are used to treat superficial and subcutaneous cancers.
Protons cause little damage to tissues they pass through but are
very good at killing cells at the end of their path. Proton beams
may be able to deliver more radiation to the cancer while causing
fewer side effects to normal tissues. However proton beam radiation
therapy requires highly specialized equipment and is not appropriate
for many cancers, that is why proton therapy is currently only offered
in certain medical centers.
- Alpha & Beta Particles
How is Radiation Therapy Administered?
The Radiation Oncologist decides which type of RT is required for you specifically
as each type of cancer is somewhat unique. A number of factors are
considered when developing a plan to attack your cancer. This plan
may include different types and/or combinations of radiation that
may prove effective. Radiation therapy can be given in 3 ways:
External radiation (or external beam radiation) uses a linear
accelerator (LINAC). Most people get external radiation therapy
over many weeks, however there are sometimes when there is a shorter
course done in a few days or a couple of weeks. Usually this type
of radiation is given on an outpatient basis, however in many
hospitals, an inpatient can receive their radiation as well.
Systemic radiation is given using radiopharmaceuticals, which are radioactive drugs used to treat certain types of cancer. These drugs are unsealed radioactive sources that can be given by mouth or put into a vein, they then travel throughout the body. Treatment with radiopharmaceuticals often requires a short stay in the hospital.
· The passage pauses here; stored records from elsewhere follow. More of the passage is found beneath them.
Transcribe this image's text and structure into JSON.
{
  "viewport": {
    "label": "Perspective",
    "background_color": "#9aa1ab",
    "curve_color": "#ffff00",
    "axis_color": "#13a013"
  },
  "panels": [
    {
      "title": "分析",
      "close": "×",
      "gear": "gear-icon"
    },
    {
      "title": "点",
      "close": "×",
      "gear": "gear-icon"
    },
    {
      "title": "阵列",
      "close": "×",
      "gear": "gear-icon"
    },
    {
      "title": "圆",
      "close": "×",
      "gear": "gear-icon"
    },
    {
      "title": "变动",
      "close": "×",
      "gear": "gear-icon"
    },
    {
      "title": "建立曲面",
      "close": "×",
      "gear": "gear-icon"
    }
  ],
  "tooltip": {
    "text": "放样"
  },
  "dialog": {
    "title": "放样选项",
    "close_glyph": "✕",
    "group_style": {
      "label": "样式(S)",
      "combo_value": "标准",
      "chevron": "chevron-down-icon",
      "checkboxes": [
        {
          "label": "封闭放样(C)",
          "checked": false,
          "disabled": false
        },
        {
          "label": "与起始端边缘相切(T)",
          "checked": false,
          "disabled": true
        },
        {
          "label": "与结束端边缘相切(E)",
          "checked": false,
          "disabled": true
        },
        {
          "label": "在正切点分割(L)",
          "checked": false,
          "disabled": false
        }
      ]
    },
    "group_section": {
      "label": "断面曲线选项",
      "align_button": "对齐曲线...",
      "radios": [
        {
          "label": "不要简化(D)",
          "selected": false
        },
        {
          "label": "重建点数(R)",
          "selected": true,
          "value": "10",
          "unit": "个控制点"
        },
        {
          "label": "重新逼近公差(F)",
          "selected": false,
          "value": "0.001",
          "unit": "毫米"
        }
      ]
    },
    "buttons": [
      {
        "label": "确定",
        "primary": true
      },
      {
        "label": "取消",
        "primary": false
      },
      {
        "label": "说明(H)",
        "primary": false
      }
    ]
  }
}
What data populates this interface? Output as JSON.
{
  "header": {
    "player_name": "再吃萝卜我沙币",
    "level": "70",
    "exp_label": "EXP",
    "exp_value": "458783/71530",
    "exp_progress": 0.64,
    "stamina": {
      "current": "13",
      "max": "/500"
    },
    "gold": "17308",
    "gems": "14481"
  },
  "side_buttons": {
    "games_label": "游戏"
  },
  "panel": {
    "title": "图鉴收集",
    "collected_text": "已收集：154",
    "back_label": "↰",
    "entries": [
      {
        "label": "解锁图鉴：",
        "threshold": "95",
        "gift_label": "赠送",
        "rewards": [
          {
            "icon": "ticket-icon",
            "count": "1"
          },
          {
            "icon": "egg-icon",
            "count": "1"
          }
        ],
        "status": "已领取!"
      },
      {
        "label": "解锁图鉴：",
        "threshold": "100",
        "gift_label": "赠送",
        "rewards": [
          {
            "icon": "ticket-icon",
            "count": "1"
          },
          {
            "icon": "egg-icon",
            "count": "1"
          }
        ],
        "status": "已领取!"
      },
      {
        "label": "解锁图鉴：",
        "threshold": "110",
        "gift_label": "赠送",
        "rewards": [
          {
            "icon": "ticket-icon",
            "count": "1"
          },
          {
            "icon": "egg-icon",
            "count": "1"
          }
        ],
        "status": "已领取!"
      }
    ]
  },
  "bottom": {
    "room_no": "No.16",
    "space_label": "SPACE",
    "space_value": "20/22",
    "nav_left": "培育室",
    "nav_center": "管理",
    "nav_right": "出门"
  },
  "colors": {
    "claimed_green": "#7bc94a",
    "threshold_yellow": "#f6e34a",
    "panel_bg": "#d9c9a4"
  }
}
Internal radiation therapy (also called brachytherapy) uses a radioactive source in the form of a wire, seed, pellet, or balloon that is called an implant. The implant is put inside the body in or near the tumor. The radiation from the implant travels only a short distance, so it has very little effect on normal body tissues. In some cases, patients may need to stay in the hospital while getting internal radiation. The implants may either be left in the patient as a permanent implant or they may be removed after a certain amount of time.